The popularity of automobiles spread very quickly in the 1920 and 1930 years. Necessarily, a new building had to be created, which is the service-station. This became a cultural icon of the rural and urban scenery in Canada. The Irving Company wanted a distinctive achitecture for it's service-stations. The typical turet of the service-stations conceived by Sam Roy confers a special trademark which will be unique across Canada.
Kenneth Colin (K.C.) Irving (1899-1992) was born in Bouctouche (New-Brunswick). In 1924, he is the owner of it's first service-station in Bouctouche. The year after, he settled in St-John and in 1932, he had a building erected, the Goden Ball, which becomes it's general quarter.
The Irving Oil Company founded in 1927, sells gas in about 100 garages in the whole Atlantic region. Since 1936, the Irving Company counts as the most important distributor of the Ford Company in the Maritimes. In the same year, the company had consolidated six bus companies, the S.M.T. System, becoming the most important bus network in the Maritimes.
In 1924, Irving creates it's own gas named Primrose. In 1936, he built a service-station in Sackville and Sam Roy was the architect.
During the years 1935 and 1950, and without any doubt, Samuel Sam Roy, (Sam King) (1895-1978), is the most popular of the acadian architects. Sam Roy was born in Sainte-Marie de Kent and studied architecture in Boston. In 1930, the Irving Company hired Sam Roy for the construction of a service-station in Halifax. This is probably the first with its charateristic turet. In 1936, he is responsible for the service-station in Sackville.

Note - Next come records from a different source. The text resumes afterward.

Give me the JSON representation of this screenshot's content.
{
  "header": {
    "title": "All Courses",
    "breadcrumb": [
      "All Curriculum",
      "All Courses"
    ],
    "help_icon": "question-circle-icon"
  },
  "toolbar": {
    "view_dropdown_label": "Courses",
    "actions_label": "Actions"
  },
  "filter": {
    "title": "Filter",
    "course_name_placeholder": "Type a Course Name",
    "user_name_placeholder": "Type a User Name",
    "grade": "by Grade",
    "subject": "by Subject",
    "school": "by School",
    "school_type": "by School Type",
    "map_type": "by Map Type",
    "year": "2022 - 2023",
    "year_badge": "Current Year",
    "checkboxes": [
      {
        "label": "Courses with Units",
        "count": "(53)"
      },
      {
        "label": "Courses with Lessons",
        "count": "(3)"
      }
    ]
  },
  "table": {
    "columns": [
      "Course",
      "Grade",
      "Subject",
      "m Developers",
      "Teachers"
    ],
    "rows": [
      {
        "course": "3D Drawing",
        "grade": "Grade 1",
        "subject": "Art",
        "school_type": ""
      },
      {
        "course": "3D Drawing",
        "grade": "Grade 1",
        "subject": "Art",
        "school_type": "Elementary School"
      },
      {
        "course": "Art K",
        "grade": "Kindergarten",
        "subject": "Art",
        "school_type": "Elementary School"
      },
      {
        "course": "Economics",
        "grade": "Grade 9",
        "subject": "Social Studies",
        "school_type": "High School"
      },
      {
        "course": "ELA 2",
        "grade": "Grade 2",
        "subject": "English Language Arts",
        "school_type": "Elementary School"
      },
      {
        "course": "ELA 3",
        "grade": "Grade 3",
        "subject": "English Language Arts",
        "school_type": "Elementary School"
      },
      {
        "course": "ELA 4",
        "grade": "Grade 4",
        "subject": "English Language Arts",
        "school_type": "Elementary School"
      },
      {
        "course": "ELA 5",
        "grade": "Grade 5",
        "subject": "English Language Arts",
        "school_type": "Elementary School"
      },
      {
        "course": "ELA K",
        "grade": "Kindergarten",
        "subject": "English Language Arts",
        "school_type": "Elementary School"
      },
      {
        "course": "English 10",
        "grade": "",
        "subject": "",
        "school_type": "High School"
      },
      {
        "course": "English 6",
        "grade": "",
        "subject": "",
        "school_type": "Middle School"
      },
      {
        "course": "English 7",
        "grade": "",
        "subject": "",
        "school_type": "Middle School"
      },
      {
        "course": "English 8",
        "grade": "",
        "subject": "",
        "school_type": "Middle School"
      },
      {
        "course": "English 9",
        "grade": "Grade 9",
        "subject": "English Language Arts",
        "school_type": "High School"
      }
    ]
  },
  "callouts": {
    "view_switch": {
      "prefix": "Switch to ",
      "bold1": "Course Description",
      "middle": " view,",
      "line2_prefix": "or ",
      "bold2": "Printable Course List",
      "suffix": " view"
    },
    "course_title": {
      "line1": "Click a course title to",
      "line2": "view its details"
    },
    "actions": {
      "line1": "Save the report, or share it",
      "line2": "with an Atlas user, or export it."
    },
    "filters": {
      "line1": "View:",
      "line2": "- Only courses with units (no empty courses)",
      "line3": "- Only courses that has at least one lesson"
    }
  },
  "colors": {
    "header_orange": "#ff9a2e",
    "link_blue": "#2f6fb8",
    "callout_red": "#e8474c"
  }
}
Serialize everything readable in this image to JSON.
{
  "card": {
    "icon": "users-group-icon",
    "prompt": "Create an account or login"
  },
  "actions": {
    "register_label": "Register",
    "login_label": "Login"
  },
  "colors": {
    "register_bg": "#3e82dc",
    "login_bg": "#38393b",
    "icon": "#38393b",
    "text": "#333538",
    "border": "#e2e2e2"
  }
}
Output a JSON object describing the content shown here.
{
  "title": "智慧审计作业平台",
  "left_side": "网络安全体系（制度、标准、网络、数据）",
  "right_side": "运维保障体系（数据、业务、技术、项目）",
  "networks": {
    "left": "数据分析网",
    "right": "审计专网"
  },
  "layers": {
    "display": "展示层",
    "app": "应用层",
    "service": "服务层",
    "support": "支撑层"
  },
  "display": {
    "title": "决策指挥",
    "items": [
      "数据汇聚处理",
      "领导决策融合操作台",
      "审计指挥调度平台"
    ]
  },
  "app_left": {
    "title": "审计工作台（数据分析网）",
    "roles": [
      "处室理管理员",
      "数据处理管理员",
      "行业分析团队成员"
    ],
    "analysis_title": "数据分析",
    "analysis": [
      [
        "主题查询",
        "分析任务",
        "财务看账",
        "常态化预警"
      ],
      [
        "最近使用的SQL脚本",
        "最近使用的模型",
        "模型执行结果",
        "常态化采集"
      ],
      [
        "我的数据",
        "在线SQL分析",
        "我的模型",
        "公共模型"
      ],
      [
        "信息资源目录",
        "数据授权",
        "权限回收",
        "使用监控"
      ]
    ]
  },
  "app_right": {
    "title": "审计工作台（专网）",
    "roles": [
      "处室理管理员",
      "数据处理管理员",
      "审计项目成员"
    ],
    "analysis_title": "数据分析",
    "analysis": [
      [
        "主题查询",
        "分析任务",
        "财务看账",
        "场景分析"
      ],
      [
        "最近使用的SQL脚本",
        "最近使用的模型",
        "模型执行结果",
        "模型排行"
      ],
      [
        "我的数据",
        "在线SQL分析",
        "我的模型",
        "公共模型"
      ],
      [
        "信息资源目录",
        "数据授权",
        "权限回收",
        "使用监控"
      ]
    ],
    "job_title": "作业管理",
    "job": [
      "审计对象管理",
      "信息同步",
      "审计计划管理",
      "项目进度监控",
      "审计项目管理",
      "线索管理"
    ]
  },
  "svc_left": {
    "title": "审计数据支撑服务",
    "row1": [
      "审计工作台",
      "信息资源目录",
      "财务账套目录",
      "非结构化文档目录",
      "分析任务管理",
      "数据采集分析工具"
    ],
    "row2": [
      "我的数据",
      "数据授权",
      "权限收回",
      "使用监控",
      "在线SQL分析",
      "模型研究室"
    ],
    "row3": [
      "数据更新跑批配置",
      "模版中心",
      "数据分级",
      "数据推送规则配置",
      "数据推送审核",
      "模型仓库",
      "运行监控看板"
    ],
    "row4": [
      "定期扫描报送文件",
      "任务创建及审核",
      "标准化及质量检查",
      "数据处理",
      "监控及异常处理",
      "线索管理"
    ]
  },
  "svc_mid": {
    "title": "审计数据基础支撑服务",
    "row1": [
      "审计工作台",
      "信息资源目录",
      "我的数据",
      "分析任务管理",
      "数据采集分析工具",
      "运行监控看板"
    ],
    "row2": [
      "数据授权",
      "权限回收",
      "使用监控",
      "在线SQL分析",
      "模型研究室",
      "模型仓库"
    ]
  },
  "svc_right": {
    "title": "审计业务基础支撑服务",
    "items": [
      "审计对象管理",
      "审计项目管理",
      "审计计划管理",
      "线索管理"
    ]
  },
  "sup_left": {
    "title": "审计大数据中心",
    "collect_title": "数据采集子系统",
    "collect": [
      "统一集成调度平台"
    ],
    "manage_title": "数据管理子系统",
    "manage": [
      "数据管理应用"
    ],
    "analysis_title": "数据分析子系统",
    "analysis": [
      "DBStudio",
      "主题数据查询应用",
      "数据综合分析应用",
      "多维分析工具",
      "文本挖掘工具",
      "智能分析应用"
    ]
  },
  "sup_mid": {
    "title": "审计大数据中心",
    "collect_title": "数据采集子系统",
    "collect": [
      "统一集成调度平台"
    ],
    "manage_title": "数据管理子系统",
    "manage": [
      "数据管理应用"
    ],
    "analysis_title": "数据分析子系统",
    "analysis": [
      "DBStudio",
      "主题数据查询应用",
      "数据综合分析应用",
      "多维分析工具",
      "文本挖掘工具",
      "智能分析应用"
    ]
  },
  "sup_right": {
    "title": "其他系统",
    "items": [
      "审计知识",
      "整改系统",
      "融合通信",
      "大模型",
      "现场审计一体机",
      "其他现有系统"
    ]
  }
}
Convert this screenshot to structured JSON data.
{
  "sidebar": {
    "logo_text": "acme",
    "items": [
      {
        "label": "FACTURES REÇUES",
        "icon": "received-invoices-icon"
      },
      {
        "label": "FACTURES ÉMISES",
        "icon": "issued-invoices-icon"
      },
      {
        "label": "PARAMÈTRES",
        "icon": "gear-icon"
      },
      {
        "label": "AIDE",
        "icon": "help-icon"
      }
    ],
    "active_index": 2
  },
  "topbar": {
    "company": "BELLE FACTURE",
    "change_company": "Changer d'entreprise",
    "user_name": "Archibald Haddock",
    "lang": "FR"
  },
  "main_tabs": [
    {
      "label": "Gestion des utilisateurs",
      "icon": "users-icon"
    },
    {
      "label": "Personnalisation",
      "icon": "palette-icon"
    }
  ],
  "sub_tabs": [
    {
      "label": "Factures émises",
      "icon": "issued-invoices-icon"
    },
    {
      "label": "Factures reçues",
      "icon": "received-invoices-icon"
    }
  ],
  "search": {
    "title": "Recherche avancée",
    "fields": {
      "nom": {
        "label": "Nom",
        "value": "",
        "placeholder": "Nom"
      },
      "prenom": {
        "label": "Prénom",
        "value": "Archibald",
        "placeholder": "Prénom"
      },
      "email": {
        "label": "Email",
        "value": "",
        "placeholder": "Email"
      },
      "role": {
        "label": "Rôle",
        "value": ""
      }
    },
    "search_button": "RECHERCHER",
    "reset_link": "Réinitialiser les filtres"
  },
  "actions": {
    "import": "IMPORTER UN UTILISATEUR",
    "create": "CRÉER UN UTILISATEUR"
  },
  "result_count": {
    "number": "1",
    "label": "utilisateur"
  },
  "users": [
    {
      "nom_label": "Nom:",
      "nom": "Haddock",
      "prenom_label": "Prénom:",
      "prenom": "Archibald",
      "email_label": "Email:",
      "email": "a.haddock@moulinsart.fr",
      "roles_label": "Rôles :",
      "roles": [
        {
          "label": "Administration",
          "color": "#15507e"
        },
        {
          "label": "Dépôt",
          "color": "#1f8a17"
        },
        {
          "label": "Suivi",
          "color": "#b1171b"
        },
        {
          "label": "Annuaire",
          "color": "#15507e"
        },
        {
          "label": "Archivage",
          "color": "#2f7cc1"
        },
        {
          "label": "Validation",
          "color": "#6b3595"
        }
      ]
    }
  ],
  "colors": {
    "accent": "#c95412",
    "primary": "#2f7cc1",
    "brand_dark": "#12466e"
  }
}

The construction work for the Irving service-station at the corner of Main and Allison avenue started in October 1936. On November 19, the first operators, Paul and Reynold Blakney, took the direction.